> **DATA FOR THIS EXERCISE**:
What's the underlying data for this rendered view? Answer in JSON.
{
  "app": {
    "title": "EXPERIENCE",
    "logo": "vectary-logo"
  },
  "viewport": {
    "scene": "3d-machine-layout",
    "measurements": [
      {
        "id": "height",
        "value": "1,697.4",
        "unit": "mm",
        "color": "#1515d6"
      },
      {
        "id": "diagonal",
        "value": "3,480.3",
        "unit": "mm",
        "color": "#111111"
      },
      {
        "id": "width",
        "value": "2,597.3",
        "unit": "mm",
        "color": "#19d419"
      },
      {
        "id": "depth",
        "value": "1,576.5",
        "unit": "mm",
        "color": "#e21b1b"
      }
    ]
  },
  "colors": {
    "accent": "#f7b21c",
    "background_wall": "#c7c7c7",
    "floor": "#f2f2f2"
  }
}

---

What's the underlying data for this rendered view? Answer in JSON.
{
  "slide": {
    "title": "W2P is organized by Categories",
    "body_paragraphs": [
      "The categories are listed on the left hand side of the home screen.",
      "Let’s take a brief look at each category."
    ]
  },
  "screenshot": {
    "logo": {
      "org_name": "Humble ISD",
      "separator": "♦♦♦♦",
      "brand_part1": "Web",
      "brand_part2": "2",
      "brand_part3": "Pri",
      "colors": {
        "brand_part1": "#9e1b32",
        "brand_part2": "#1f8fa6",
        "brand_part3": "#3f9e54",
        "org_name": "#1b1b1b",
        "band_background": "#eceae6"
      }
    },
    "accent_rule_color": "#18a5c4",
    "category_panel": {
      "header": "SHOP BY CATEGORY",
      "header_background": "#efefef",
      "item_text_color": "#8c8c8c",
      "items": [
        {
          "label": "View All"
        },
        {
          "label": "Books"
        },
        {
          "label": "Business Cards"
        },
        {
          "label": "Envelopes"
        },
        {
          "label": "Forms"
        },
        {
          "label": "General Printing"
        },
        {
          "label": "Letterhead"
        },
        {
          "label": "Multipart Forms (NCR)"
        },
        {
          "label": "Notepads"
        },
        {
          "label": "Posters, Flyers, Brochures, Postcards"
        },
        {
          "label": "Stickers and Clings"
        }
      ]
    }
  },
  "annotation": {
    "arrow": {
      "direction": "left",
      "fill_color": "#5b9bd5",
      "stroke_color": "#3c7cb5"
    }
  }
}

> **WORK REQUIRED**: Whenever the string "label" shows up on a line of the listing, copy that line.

> **EXPECTED ANSWER**:
          "label": "View All"
          "label": "Books"
          "label": "Business Cards"
          "label": "Envelopes"
          "label": "Forms"
          "label": "General Printing"
          "label": "Letterhead"
          "label": "Multipart Forms (NCR)"
          "label": "Notepads"
          "label": "Posters, Flyers, Brochures, Postcards"
          "label": "Stickers and Clings"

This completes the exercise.